THURROCK has been labelled one of the most “under-doctored boroughs in the country” – with just one doctor to every 2,700 patients.

The director of primary care in Thurrock revealed the stark figures to the council’s Health and Wellbeing Overview and Scrutiny Committee last week.
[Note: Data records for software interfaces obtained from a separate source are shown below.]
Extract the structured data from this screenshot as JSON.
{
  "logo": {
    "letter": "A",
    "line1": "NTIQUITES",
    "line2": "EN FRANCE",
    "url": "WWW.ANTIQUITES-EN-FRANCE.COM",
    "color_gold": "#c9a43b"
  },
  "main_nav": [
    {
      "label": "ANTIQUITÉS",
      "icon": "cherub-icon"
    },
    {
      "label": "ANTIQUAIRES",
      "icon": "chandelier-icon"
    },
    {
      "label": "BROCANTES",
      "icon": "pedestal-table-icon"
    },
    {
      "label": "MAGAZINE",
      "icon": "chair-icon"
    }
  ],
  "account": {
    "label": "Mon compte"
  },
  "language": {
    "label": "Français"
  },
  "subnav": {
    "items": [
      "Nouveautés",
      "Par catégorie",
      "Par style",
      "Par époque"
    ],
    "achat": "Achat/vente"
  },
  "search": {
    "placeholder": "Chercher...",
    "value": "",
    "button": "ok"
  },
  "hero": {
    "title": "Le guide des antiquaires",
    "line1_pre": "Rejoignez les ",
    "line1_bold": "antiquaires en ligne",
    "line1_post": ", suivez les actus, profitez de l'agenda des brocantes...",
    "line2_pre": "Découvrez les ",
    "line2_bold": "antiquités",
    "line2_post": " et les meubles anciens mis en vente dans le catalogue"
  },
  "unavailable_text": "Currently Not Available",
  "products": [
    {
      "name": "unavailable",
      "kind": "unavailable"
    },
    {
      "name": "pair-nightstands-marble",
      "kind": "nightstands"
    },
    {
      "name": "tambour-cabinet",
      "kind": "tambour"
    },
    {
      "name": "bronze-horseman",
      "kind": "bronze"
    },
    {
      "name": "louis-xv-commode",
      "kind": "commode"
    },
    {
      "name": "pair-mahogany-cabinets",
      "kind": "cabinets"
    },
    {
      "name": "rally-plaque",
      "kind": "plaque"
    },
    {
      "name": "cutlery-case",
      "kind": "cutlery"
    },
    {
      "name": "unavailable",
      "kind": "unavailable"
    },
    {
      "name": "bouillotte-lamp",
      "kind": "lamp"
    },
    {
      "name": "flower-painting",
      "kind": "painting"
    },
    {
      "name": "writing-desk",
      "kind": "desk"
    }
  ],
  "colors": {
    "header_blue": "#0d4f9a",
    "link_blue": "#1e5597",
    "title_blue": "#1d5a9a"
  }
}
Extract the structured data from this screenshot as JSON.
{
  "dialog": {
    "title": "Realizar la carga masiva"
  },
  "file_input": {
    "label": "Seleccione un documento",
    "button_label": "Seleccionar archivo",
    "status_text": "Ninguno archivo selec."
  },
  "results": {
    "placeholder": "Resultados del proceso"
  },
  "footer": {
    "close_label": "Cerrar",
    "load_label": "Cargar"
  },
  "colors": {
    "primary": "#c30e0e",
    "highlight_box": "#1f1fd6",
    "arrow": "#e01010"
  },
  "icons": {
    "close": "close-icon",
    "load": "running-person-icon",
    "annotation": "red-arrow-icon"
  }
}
And said Thurrock is now facing a severe shortage of GPs – and plans need to be in place to avoid a “worst case scenario”.

Rahul Chaudhari told the committee: “Within Thurrock primary care is challenged, we are one of the most under-doctored boroughs in the country and that extends not just to doctors but also to nursing.

“Nationally doctor to patient ratio is one to 800, in Thurrock it is one GP to every 2,700. In nursing, nationally it is one nurse to every 4,000 patients but in Thurrock it is about one nurse to every 6,000 patients so this is quite significant.

“In terms of capacity and demand across Thurrock, Southend and Basildon there is shortfall of 20,000 appointments per week in primary care.”

If nothing is done, he said this shortfall would reach a “worst case scenario” by 2020-21, which would see that gap widen to more than 60,000.

To plug the gap Thurrock’s Clinical Commissioning Group (CCG) has been working with other CCGs across mid and south Essex to develop a Primary Care Strategy, aimed at regenerating primary care, reducing workload and encouraging recruitment.

The £30million scheme aims to recruit 120 GPs across mid and south Essex to meet a national target of having 682 full time GPs in post by 2020. It also hopes to slash waiting times by recruiting or redeploying a further 200 healthcare workers.

The strategy was announced in June and is seen as an “umbrella” strategy whereby all the clinical commissioning groups across mid and south Essex implement it in the way that works best for their area.

For Thurrock the new Integrated Medical Centres, set to open by 2021, are considered a key factor in the turnaround as they bring a whole range of healthcare services together under one roof.

A council officer told the committee: “It is important to say that although a lot of the discussion has been about Orsett Hospital and the future of Orsett, the original concept of the Integrated Medical Centres was to address issues such as the quality and quantity of primary care.

“It is about delivering more integrated services. This is remodelling the workforce and it’s about getting a GP-led service rather than GP delivered service where you can get referred directly to a physio for example rather than having to go through a GP.

“The whole pathway for accessing healthcare quickly will change.”

Another measure could see a scheme introduced, which will allow patients to cancel appoints by text rather than having to phone.